Problem description ::
The entries are to be reproduced word for word, with all images left out.

Task data ::
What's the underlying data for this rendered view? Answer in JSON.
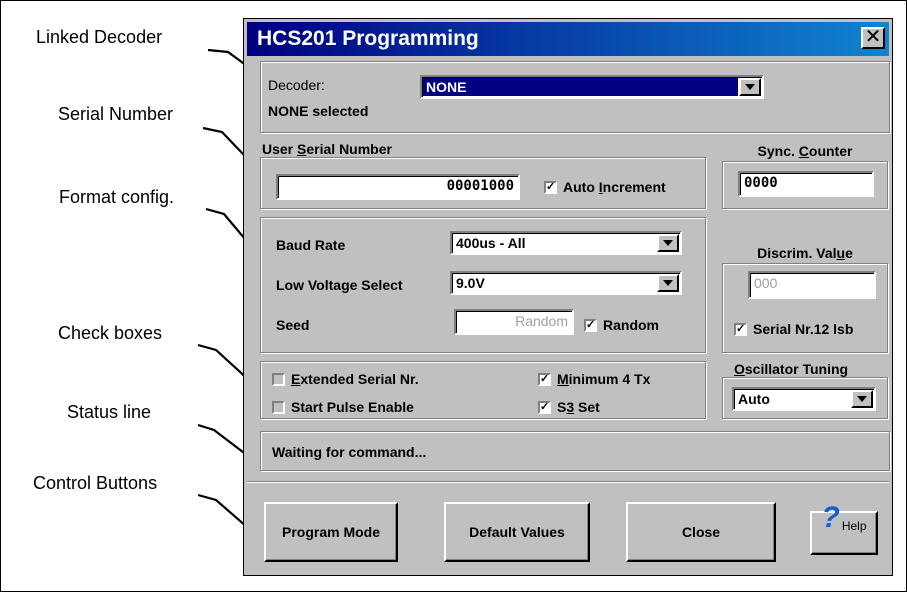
{
  "callouts": {
    "linked_decoder": "Linked Decoder",
    "serial_number": "Serial Number",
    "format_config": "Format config.",
    "check_boxes": "Check boxes",
    "status_line": "Status line",
    "control_buttons": "Control Buttons"
  },
  "dialog": {
    "title": "HCS201 Programming",
    "close_glyph": "✕"
  },
  "decoder": {
    "label": "Decoder:",
    "selected": "NONE",
    "status": "NONE selected"
  },
  "serial": {
    "label_prefix": "User ",
    "label_accel": "S",
    "label_suffix": "erial Number",
    "value": "00001000",
    "auto_increment_prefix": "Auto ",
    "auto_increment_accel": "I",
    "auto_increment_suffix": "ncrement",
    "auto_increment_checked": true
  },
  "sync": {
    "label_prefix": "Sync. ",
    "label_accel": "C",
    "label_suffix": "ounter",
    "value": "0000"
  },
  "format": {
    "baud_label": "Baud Rate",
    "baud_value": "400us - All",
    "lowvolt_label": "Low Voltage Select",
    "lowvolt_value": "9.0V",
    "seed_label": "Seed",
    "seed_value": "Random",
    "random_label": "Random",
    "random_checked": true
  },
  "discrim": {
    "label_prefix": "Discrim. Val",
    "label_accel": "u",
    "label_suffix": "e",
    "value": "000",
    "serial12_label": "Serial Nr.12 lsb",
    "serial12_checked": true
  },
  "options": {
    "extended_accel": "E",
    "extended_rest": "xtended Serial Nr.",
    "extended_checked": false,
    "start_pulse_label": "Start Pulse Enable",
    "start_pulse_checked": false,
    "min4tx_accel": "M",
    "min4tx_rest": "inimum 4 Tx",
    "min4tx_checked": true,
    "s3_prefix": "S",
    "s3_accel": "3",
    "s3_suffix": " Set",
    "s3_checked": true
  },
  "oscillator": {
    "label_accel": "O",
    "label_rest": "scillator Tuning",
    "value": "Auto"
  },
  "status": {
    "text": "Waiting for command..."
  },
  "buttons": {
    "program_mode": "Program Mode",
    "default_values": "Default Values",
    "close": "Close",
    "help": "Help",
    "help_glyph": "?"
  },
  "colors": {
    "title_start": "#000080",
    "title_end": "#1084d0",
    "face": "#c0c0c0",
    "decoder_highlight": "#000080"
  }
}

Answer to the problem ::
What's the underlying data for this rendered view? Answer in JSON.
{
  "callouts": {
    "linked_decoder": "Linked Decoder",
    "serial_number": "Serial Number",
    "format_config": "Format config.",
    "check_boxes": "Check boxes",
    "status_line": "Status line",
    "control_buttons": "Control Buttons"
  },
  "dialog": {
    "title": "HCS201 Programming",
    "close_glyph": "✕"
  },
  "decoder": {
    "label": "Decoder:",
    "selected": "NONE",
    "status": "NONE selected"
  },
  "serial": {
    "label_prefix": "User ",
    "label_accel": "S",
    "label_suffix": "erial Number",
    "value": "00001000",
    "auto_increment_prefix": "Auto ",
    "auto_increment_accel": "I",
    "auto_increment_suffix": "ncrement",
    "auto_increment_checked": true
  },
  "sync": {
    "label_prefix": "Sync. ",
    "label_accel": "C",
    "label_suffix": "ounter",
    "value": "0000"
  },
  "format": {
    "baud_label": "Baud Rate",
    "baud_value": "400us - All",
    "lowvolt_label": "Low Voltage Select",
    "lowvolt_value": "9.0V",
    "seed_label": "Seed",
    "seed_value": "Random",
    "random_label": "Random",
    "random_checked": true
  },
  "discrim": {
    "label_prefix": "Discrim. Val",
    "label_accel": "u",
    "label_suffix": "e",
    "value": "000",
    "serial12_label": "Serial Nr.12 lsb",
    "serial12_checked": true
  },
  "options": {
    "extended_accel": "E",
    "extended_rest": "xtended Serial Nr.",
    "extended_checked": false,
    "start_pulse_label": "Start Pulse Enable",
    "start_pulse_checked": false,
    "min4tx_accel": "M",
    "min4tx_rest": "inimum 4 Tx",
    "min4tx_checked": true,
    "s3_prefix": "S",
    "s3_accel": "3",
    "s3_suffix": " Set",
    "s3_checked": true
  },
  "oscillator": {
    "label_accel": "O",
    "label_rest": "scillator Tuning",
    "value": "Auto"
  },
  "status": {
    "text": "Waiting for command..."
  },
  "buttons": {
    "program_mode": "Program Mode",
    "default_values": "Default Values",
    "close": "Close",
    "help": "Help",
    "help_glyph": "?"
  },
  "colors": {
    "title_start": "#000080",
    "title_end": "#1084d0",
    "face": "#c0c0c0",
    "decoder_highlight": "#000080"
  }
}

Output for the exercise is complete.